» **INSTRUCTIONS TO FOLLOW**: Could you repeat all of the entries below, character for character?

=-=-=

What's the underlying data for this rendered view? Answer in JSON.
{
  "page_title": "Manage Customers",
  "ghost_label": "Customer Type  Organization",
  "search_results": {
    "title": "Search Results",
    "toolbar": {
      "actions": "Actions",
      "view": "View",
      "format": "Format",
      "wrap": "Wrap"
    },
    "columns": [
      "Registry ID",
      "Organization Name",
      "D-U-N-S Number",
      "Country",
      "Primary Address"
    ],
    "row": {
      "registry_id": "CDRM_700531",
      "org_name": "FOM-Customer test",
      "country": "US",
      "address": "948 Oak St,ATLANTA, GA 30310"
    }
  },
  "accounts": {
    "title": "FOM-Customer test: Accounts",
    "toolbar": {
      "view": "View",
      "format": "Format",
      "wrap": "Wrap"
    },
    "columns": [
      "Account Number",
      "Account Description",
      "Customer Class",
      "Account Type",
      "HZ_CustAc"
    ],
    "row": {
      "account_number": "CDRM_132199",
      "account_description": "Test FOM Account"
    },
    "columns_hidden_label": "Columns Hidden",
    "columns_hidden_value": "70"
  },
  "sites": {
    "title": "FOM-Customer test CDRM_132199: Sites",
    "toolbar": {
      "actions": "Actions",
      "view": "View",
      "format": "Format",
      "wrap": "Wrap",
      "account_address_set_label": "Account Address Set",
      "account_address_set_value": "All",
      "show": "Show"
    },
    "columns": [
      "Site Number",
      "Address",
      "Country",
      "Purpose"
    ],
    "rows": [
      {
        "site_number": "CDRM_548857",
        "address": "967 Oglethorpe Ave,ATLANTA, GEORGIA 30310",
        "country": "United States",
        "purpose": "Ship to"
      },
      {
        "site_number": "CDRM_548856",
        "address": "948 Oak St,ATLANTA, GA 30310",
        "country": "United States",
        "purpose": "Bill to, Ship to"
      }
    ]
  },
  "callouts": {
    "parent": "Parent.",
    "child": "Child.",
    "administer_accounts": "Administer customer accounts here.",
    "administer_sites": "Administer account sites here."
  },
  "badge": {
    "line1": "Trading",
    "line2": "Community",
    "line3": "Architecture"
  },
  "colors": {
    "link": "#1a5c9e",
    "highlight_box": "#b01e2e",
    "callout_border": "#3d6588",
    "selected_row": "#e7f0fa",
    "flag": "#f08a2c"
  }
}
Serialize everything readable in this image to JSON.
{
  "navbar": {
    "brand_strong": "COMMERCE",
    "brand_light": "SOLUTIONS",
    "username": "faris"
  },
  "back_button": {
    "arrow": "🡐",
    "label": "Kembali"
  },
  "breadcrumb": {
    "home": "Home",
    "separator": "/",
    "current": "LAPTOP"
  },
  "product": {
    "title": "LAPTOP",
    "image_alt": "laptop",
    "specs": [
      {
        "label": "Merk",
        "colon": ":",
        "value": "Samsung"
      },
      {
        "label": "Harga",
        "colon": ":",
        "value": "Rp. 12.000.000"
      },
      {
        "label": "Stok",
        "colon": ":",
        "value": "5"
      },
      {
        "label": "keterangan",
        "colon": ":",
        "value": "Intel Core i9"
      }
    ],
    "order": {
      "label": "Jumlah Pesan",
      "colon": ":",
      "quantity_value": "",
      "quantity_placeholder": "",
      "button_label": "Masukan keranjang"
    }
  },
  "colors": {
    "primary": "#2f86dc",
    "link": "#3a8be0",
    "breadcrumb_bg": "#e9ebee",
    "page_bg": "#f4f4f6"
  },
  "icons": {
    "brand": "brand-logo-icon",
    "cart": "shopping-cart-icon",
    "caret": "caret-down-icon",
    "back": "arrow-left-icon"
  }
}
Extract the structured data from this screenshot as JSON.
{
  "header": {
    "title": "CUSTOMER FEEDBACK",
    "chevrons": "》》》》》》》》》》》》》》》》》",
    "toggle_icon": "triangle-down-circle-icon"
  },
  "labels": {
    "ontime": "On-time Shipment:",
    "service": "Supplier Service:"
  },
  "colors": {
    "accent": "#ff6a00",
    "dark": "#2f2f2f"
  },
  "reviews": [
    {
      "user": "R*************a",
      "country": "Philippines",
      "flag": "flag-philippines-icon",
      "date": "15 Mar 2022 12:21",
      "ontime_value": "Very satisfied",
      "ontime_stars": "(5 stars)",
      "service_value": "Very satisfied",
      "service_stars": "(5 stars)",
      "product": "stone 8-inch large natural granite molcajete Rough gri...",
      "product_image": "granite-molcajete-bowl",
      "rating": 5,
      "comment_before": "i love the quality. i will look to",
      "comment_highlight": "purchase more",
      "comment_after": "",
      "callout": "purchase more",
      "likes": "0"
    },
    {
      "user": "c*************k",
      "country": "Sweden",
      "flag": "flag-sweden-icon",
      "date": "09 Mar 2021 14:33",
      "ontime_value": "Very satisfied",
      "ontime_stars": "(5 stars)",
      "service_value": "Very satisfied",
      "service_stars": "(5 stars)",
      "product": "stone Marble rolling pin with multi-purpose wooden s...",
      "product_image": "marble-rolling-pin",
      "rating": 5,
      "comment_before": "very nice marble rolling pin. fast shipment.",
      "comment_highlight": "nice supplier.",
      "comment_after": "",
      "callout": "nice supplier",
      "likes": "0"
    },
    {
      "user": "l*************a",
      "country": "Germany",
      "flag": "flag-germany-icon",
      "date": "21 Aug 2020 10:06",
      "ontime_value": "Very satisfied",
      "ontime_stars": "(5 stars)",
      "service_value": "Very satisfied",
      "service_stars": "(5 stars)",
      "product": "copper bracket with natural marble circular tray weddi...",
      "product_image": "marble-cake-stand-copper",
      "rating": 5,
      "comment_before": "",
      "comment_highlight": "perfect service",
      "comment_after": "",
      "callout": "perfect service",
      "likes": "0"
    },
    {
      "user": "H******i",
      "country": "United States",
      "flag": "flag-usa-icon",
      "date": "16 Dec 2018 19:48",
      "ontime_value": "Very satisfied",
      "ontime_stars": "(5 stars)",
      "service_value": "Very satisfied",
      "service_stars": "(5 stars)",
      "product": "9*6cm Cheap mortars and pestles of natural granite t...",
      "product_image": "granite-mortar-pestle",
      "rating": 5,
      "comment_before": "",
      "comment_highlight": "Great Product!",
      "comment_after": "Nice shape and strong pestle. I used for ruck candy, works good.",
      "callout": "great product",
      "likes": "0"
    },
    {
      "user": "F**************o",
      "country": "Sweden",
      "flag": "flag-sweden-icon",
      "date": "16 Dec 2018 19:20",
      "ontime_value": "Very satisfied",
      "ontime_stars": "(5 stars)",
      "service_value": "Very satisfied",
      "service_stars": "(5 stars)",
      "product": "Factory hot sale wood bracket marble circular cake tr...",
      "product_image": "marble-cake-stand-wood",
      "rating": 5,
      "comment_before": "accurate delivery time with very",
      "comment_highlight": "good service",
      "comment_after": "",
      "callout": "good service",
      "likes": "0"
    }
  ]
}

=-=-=

» **RESPONSE TO THIS TASK**:
What's the underlying data for this rendered view? Answer in JSON.
{
  "page_title": "Manage Customers",
  "ghost_label": "Customer Type  Organization",
  "search_results": {
    "title": "Search Results",
    "toolbar": {
      "actions": "Actions",
      "view": "View",
      "format": "Format",
      "wrap": "Wrap"
    },
    "columns": [
      "Registry ID",
      "Organization Name",
      "D-U-N-S Number",
      "Country",
      "Primary Address"
    ],
    "row": {
      "registry_id": "CDRM_700531",
      "org_name": "FOM-Customer test",
      "country": "US",
      "address": "948 Oak St,ATLANTA, GA 30310"
    }
  },
  "accounts": {
    "title": "FOM-Customer test: Accounts",
    "toolbar": {
      "view": "View",
      "format": "Format",
      "wrap": "Wrap"
    },
    "columns": [
      "Account Number",
      "Account Description",
      "Customer Class",
      "Account Type",
      "HZ_CustAc"
    ],
    "row": {
      "account_number": "CDRM_132199",
      "account_description": "Test FOM Account"
    },
    "columns_hidden_label": "Columns Hidden",
    "columns_hidden_value": "70"
  },
  "sites": {
    "title": "FOM-Customer test CDRM_132199: Sites",
    "toolbar": {
      "actions": "Actions",
      "view": "View",
      "format": "Format",
      "wrap": "Wrap",
      "account_address_set_label": "Account Address Set",
      "account_address_set_value": "All",
      "show": "Show"
    },
    "columns": [
      "Site Number",
      "Address",
      "Country",
      "Purpose"
    ],
    "rows": [
      {
        "site_number": "CDRM_548857",
        "address": "967 Oglethorpe Ave,ATLANTA, GEORGIA 30310",
        "country": "United States",
        "purpose": "Ship to"
      },
      {
        "site_number": "CDRM_548856",
        "address": "948 Oak St,ATLANTA, GA 30310",
        "country": "United States",
        "purpose": "Bill to, Ship to"
      }
    ]
  },
  "callouts": {
    "parent": "Parent.",
    "child": "Child.",
    "administer_accounts": "Administer customer accounts here.",
    "administer_sites": "Administer account sites here."
  },
  "badge": {
    "line1": "Trading",
    "line2": "Community",
    "line3": "Architecture"
  },
  "colors": {
    "link": "#1a5c9e",
    "highlight_box": "#b01e2e",
    "callout_border": "#3d6588",
    "selected_row": "#e7f0fa",
    "flag": "#f08a2c"
  }
}
Serialize everything readable in this image to JSON.
{
  "navbar": {
    "brand_strong": "COMMERCE",
    "brand_light": "SOLUTIONS",
    "username": "faris"
  },
  "back_button": {
    "arrow": "🡐",
    "label": "Kembali"
  },
  "breadcrumb": {
    "home": "Home",
    "separator": "/",
    "current": "LAPTOP"
  },
  "product": {
    "title": "LAPTOP",
    "image_alt": "laptop",
    "specs": [
      {
        "label": "Merk",
        "colon": ":",
        "value": "Samsung"
      },
      {
        "label": "Harga",
        "colon": ":",
        "value": "Rp. 12.000.000"
      },
      {
        "label": "Stok",
        "colon": ":",
        "value": "5"
      },
      {
        "label": "keterangan",
        "colon": ":",
        "value": "Intel Core i9"
      }
    ],
    "order": {
      "label": "Jumlah Pesan",
      "colon": ":",
      "quantity_value": "",
      "quantity_placeholder": "",
      "button_label": "Masukan keranjang"
    }
  },
  "colors": {
    "primary": "#2f86dc",
    "link": "#3a8be0",
    "breadcrumb_bg": "#e9ebee",
    "page_bg": "#f4f4f6"
  },
  "icons": {
    "brand": "brand-logo-icon",
    "cart": "shopping-cart-icon",
    "caret": "caret-down-icon",
    "back": "arrow-left-icon"
  }
}
Extract the structured data from this screenshot as JSON.
{
  "header": {
    "title": "CUSTOMER FEEDBACK",
    "chevrons": "》》》》》》》》》》》》》》》》》",
    "toggle_icon": "triangle-down-circle-icon"
  },
  "labels": {
    "ontime": "On-time Shipment:",
    "service": "Supplier Service:"
  },
  "colors": {
    "accent": "#ff6a00",
    "dark": "#2f2f2f"
  },
  "reviews": [
    {
      "user": "R*************a",
      "country": "Philippines",
      "flag": "flag-philippines-icon",
      "date": "15 Mar 2022 12:21",
      "ontime_value": "Very satisfied",
      "ontime_stars": "(5 stars)",
      "service_value": "Very satisfied",
      "service_stars": "(5 stars)",
      "product": "stone 8-inch large natural granite molcajete Rough gri...",
      "product_image": "granite-molcajete-bowl",
      "rating": 5,
      "comment_before": "i love the quality. i will look to",
      "comment_highlight": "purchase more",
      "comment_after": "",
      "callout": "purchase more",
      "likes": "0"
    },
    {
      "user": "c*************k",
      "country": "Sweden",
      "flag": "flag-sweden-icon",
      "date": "09 Mar 2021 14:33",
      "ontime_value": "Very satisfied",
      "ontime_stars": "(5 stars)",
      "service_value": "Very satisfied",
      "service_stars": "(5 stars)",
      "product": "stone Marble rolling pin with multi-purpose wooden s...",
      "product_image": "marble-rolling-pin",
      "rating": 5,
      "comment_before": "very nice marble rolling pin. fast shipment.",
      "comment_highlight": "nice supplier.",
      "comment_after": "",
      "callout": "nice supplier",
      "likes": "0"
    },
    {
      "user": "l*************a",
      "country": "Germany",
      "flag": "flag-germany-icon",
      "date": "21 Aug 2020 10:06",
      "ontime_value": "Very satisfied",
      "ontime_stars": "(5 stars)",
      "service_value": "Very satisfied",
      "service_stars": "(5 stars)",
      "product": "copper bracket with natural marble circular tray weddi...",
      "product_image": "marble-cake-stand-copper",
      "rating": 5,
      "comment_before": "",
      "comment_highlight": "perfect service",
      "comment_after": "",
      "callout": "perfect service",
      "likes": "0"
    },
    {
      "user": "H******i",
      "country": "United States",
      "flag": "flag-usa-icon",
      "date": "16 Dec 2018 19:48",
      "ontime_value": "Very satisfied",
      "ontime_stars": "(5 stars)",
      "service_value": "Very satisfied",
      "service_stars": "(5 stars)",
      "product": "9*6cm Cheap mortars and pestles of natural granite t...",
      "product_image": "granite-mortar-pestle",
      "rating": 5,
      "comment_before": "",
      "comment_highlight": "Great Product!",
      "comment_after": "Nice shape and strong pestle. I used for ruck candy, works good.",
      "callout": "great product",
      "likes": "0"
    },
    {
      "user": "F**************o",
      "country": "Sweden",
      "flag": "flag-sweden-icon",
      "date": "16 Dec 2018 19:20",
      "ontime_value": "Very satisfied",
      "ontime_stars": "(5 stars)",
      "service_value": "Very satisfied",
      "service_stars": "(5 stars)",
      "product": "Factory hot sale wood bracket marble circular cake tr...",
      "product_image": "marble-cake-stand-wood",
      "rating": 5,
      "comment_before": "accurate delivery time with very",
      "comment_highlight": "good service",
      "comment_after": "",
      "callout": "good service",
      "likes": "0"
    }
  ]
}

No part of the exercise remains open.